A month ago, Peers walked into her local Barnes & Noble store and looked at the copy of the Little People Big Dreams book about Iris Apfel, the 100-year-old flamboyant fashionista. The book complements Peers' work as a former illustrator at Frito-Lay and her popular Instagram account that features quirky, colorful artwork with positive messages. She said looking at the book was a surreal experience.
"I know, it's crazy," she says. "I never thought that would happen."
In fact, Peers only took one art class in high school and didn't like it.
"I was always an avid doodler," she says, noting she would draw on the back of tests. "I always had a creative spark, always making things."
She came across information about UNT's communication design program online, and it sounded like a perfect fit for her.
"While I was in that program, I kept drawing in lecture classes and that sparked that interest in illustration," she says.
Peers noted all the communication design professors each had their own way of pushing and helping her. In her senior year, the portfolio class required her to create her own campaign for a company, inspiring her to open an online shop with T-shirts and art prints.
After graduation, she worked as a freelancer before landing a position a Frito-Lay's D3 agency, which creates content for social media, TV commercials and ads. She focused on Lays, mixing photography and illustrated objects -- such as a jar of jalapeño dip that she reimagined as a swimming pool with the dip as water.
"I did have a lot of fun," she says. "I learned a lot of skills that I wouldn't have learned anywhere else."
In fact, that's where the Little People creator discovered her and offered her the Apfel gig.
Peers had watched a documentary on Apfel and scanned through many photos of her outfits that are documented on her Instagram account.
"It was a perfect fit," Peers says. "She's so colorful. She's so spunky and unique."
And to think it all started with her doodling.

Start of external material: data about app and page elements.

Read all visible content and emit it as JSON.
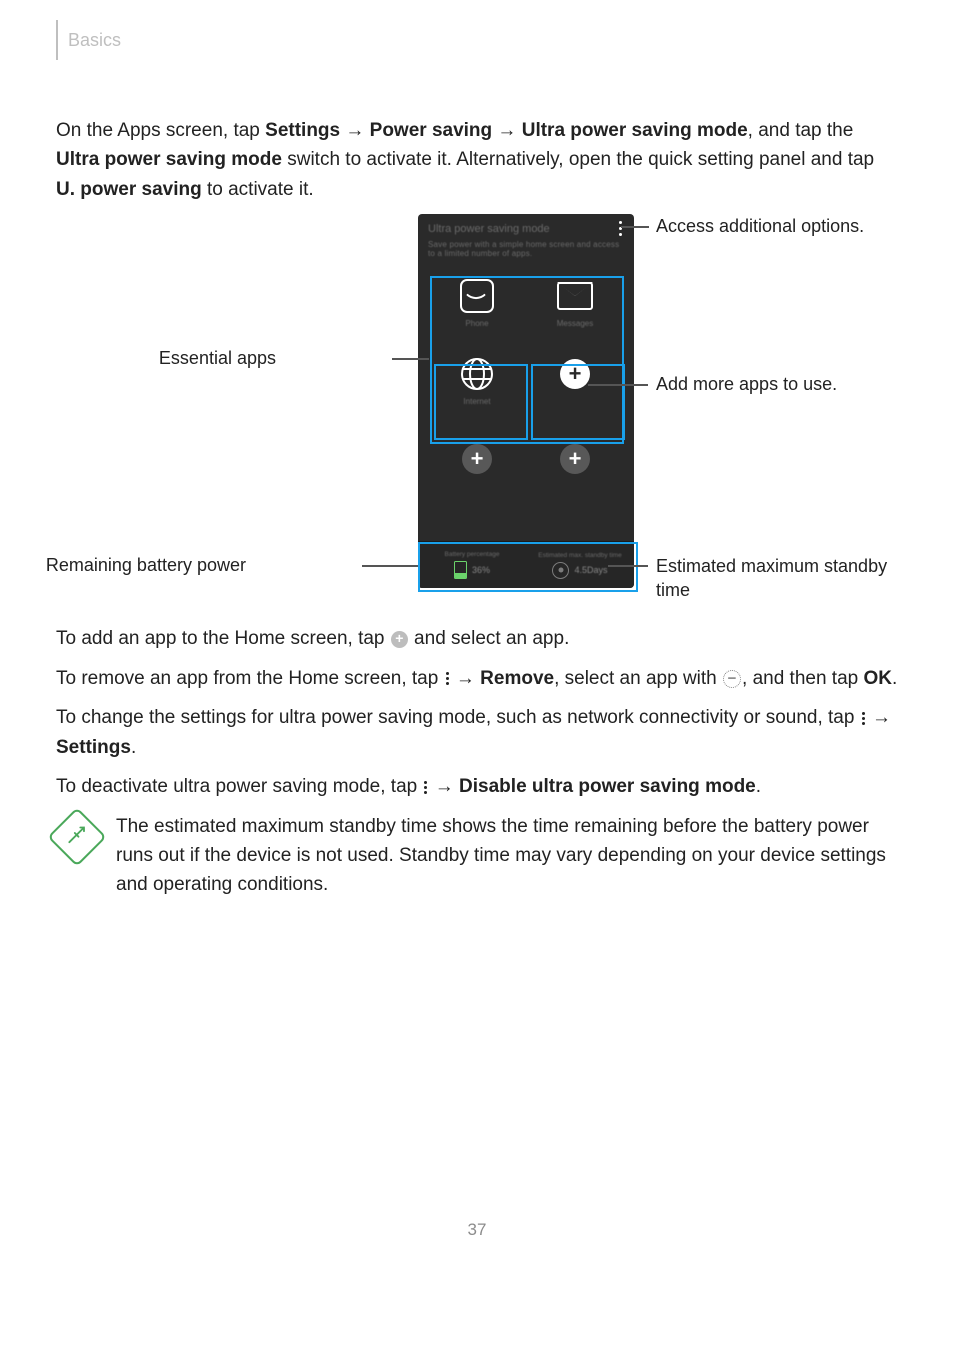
{
  "header": {
    "section": "Basics"
  },
  "intro": {
    "prefix": "On the Apps screen, tap ",
    "path1a": "Settings",
    "arrow1": " → ",
    "path1b": "Power saving",
    "arrow2": " → ",
    "path1c": "Ultra power saving mode",
    "cont1": ", and tap the ",
    "path2": "Ultra power saving mode",
    "cont2": " switch to activate it. Alternatively, open the quick setting panel and tap ",
    "path3": "U. power saving",
    "cont3": " to activate it."
  },
  "callouts": {
    "additional_options": "Access additional options.",
    "essential_apps": "Essential apps",
    "add_more": "Add more apps to use.",
    "remaining_battery": "Remaining battery power",
    "standby": "Estimated maximum standby time"
  },
  "screen": {
    "title": "Ultra power saving mode",
    "subtitle": "Save power with a simple home screen and access to a limited number of apps.",
    "apps": {
      "phone": "Phone",
      "messages": "Messages",
      "internet": "Internet"
    },
    "footer": {
      "batt_label": "Battery percentage",
      "batt_value": "36%",
      "standby_label": "Estimated max. standby time",
      "standby_value": "4.5Days"
    }
  },
  "para_add": {
    "a": "To add an app to the Home screen, tap ",
    "b": " and select an app."
  },
  "para_remove": {
    "a": "To remove an app from the Home screen, tap ",
    "b": " → ",
    "c": "Remove",
    "d": ", select an app with ",
    "e": ", and then tap ",
    "f": "OK",
    "g": "."
  },
  "para_settings": {
    "a": "To change the settings for ultra power saving mode, such as network connectivity or sound, tap ",
    "b": " → ",
    "c": "Settings",
    "d": "."
  },
  "para_disable": {
    "a": "To deactivate ultra power saving mode, tap ",
    "b": " → ",
    "c": "Disable ultra power saving mode",
    "d": "."
  },
  "note": "The estimated maximum standby time shows the time remaining before the battery power runs out if the device is not used. Standby time may vary depending on your device settings and operating conditions.",
  "page_number": "37"
}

"I think my Instagram is my back-of-my-test-sheet doodling now," she says. "It's a place you can upload anything really. It's a safe place for my doodles. I enjoy when people can laugh or relate to my drawings because we're all weird humans and we can all relate to the weird things we do in life."